2. Refrain from posting or transmitting any unsolicited, promotional materials, "junk mail," "spam," "chain mail," "pyramid schemes" or any other form of solicitation. ADAA reserves the right to delete these posts immediately upon notice.

3. ADAA invites and encourages a healthy exchange of opinions. If you disagree with a participant 's post or opinion and wish to challenge it, do so with respect. The real objective of the ADAA blog post commenting function is to promote discussion and understanding, not to convince others that your opinion is "right." Name calling, insults, and personal attacks are not appropriate and will not be tolerated. ADAA will remove these posts immediately upon notice.

4. ADAA promotes privacy and encourages participants to keep personal information such as address and telephone number from being posted. Similarly, do not ask for personal information from other participants. Any comments that ask for telephone, address, e-mail, surveys and research studies will not be approved for posting.

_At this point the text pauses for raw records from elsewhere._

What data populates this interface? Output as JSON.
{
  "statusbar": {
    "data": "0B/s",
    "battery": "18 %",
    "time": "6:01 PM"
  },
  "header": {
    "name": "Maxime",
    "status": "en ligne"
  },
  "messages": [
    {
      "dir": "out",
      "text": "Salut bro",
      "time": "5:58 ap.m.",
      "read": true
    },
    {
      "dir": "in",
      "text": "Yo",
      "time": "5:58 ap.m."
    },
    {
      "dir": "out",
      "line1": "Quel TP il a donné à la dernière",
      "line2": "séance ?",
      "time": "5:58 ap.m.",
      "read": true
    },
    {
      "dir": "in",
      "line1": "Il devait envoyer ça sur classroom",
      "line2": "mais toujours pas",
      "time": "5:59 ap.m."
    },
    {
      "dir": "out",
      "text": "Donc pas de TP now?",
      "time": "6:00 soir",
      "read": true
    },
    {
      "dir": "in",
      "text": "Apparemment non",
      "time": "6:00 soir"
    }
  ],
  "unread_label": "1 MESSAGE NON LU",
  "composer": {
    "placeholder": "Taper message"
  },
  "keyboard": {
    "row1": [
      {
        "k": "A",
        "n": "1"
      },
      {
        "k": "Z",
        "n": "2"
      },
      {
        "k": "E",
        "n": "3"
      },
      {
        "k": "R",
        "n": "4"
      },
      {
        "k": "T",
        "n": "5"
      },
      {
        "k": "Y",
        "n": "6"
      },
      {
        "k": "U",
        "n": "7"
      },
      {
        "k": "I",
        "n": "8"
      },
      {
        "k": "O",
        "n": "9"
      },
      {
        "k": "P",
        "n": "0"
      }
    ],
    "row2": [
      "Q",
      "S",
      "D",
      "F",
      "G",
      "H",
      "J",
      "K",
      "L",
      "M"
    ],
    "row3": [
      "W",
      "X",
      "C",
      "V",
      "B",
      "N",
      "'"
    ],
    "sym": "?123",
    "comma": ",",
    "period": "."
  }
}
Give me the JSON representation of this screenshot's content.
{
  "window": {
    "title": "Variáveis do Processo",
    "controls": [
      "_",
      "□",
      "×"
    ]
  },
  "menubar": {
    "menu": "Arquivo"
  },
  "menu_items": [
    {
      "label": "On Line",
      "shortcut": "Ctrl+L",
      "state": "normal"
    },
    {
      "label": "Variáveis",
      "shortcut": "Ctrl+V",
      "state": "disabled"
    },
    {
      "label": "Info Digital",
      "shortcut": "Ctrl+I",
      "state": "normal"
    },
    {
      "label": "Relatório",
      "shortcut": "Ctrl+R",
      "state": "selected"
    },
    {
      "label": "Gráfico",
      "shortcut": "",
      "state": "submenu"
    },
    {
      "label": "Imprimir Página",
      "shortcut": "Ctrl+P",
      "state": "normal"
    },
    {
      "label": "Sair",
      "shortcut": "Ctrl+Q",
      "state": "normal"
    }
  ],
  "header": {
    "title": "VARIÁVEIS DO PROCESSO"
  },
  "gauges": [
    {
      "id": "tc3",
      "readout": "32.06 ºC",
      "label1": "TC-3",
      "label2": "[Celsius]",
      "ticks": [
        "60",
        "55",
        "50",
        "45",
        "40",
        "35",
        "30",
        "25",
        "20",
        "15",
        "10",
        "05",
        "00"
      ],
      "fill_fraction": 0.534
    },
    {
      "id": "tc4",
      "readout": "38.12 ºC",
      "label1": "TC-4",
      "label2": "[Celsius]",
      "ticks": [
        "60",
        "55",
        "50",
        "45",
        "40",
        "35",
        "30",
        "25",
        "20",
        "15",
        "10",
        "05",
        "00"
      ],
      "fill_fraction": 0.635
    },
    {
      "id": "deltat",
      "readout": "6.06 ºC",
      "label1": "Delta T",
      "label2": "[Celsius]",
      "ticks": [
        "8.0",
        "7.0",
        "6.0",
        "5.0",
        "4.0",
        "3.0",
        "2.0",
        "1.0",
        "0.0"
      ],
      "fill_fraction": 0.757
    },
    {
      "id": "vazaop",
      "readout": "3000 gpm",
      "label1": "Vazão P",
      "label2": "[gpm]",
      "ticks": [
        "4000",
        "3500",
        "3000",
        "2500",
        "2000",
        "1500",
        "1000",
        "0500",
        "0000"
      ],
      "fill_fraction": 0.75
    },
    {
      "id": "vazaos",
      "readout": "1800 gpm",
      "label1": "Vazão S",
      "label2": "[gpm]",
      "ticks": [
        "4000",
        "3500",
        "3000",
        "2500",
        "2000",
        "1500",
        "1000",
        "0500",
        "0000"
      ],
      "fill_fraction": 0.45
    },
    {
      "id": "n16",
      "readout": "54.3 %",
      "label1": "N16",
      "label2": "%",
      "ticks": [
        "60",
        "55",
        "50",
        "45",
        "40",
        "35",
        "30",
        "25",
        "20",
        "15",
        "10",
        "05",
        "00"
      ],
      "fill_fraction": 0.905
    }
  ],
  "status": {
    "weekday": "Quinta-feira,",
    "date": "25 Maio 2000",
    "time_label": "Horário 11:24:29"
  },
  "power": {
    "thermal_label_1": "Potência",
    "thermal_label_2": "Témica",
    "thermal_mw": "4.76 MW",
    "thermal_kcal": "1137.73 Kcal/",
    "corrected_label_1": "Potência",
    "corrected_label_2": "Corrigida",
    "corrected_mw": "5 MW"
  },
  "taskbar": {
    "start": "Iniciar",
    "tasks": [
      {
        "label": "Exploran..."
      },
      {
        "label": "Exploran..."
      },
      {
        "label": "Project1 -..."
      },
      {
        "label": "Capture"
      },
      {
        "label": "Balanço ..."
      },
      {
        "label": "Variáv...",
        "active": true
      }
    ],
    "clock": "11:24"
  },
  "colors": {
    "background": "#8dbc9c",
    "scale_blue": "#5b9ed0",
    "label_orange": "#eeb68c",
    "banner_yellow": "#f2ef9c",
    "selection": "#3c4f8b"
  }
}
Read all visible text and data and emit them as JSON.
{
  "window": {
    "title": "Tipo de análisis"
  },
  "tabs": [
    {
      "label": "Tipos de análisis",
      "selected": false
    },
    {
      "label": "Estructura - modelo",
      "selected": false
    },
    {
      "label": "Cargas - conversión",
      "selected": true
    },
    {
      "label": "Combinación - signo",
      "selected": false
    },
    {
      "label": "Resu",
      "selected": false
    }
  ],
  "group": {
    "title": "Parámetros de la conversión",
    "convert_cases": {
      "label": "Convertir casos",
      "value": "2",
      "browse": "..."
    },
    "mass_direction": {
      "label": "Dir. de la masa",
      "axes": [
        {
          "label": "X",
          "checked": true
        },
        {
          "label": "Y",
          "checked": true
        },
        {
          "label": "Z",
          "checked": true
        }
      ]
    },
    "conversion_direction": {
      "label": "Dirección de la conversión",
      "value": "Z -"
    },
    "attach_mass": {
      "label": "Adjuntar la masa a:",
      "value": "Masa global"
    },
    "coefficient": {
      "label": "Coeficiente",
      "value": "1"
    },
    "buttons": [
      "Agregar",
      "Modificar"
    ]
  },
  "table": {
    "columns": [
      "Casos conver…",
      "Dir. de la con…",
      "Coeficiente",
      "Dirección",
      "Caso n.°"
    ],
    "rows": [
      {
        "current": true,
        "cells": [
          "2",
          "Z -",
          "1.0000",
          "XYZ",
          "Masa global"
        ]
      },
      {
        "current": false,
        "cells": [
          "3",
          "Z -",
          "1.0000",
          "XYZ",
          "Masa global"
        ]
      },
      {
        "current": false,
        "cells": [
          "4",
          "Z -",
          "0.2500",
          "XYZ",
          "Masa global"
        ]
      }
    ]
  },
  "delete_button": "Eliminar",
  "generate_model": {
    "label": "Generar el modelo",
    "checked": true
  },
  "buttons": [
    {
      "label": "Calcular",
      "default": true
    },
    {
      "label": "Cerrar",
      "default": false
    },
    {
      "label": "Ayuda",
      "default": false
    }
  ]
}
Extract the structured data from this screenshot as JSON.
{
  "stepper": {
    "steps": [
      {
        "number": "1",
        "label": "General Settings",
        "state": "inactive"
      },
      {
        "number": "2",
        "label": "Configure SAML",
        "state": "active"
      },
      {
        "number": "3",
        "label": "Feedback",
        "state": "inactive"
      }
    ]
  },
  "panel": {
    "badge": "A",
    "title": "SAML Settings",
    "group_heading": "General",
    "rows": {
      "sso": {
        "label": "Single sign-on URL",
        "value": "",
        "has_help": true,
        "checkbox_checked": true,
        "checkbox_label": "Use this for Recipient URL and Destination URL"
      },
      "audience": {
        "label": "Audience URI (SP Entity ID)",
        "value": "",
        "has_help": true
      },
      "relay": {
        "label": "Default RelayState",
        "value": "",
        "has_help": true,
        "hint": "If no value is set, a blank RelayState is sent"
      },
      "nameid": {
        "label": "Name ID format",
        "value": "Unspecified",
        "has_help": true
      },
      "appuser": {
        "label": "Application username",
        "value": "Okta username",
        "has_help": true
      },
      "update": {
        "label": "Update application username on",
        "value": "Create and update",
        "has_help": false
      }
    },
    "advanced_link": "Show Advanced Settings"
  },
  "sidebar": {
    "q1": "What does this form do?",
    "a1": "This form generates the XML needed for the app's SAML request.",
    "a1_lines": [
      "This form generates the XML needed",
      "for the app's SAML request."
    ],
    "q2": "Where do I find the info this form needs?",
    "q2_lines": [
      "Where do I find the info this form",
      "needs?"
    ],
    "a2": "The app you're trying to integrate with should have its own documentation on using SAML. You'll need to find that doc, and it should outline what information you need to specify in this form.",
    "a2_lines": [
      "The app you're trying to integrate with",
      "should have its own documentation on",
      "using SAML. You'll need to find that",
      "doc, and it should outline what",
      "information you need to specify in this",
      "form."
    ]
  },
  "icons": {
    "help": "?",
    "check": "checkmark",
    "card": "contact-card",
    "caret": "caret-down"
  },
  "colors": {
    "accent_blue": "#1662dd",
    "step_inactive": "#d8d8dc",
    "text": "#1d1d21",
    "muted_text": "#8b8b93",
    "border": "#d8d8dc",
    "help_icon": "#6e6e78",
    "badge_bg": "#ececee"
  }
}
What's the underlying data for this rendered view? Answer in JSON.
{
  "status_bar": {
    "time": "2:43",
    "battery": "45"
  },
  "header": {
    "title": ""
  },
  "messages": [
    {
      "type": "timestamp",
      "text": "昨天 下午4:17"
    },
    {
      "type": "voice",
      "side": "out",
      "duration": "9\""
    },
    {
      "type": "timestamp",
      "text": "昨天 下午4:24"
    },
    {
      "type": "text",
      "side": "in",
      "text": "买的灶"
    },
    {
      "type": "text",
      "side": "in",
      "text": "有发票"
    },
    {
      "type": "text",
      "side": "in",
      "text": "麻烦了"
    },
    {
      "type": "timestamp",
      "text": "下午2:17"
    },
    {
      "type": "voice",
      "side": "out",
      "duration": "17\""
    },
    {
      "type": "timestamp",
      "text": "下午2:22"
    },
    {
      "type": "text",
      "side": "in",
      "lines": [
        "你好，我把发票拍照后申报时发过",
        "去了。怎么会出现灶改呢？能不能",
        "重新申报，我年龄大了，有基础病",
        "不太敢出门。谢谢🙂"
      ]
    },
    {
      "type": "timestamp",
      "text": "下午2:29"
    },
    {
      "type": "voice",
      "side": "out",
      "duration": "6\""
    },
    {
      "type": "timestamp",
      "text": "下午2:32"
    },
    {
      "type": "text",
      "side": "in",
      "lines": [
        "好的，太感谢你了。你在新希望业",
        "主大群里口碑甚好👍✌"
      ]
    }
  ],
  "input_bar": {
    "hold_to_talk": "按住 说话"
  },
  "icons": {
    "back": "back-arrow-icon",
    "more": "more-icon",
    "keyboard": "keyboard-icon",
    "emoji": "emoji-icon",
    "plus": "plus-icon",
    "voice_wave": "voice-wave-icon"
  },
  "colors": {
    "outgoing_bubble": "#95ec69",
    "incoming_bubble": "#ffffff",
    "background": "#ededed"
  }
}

5. Participants should be aware that the opinions, beliefs and statements on blog posts do not necessarily represent the opinions and beliefs of ADAA. Participants also agree that ADAA is not to be held liable for any loss or injury caused, in whole or in part, by sponsorship of blog post commenting. Participants also agree that ADAA reserves the right to report any suspicions of harm to self or others as evidenced by participant posts.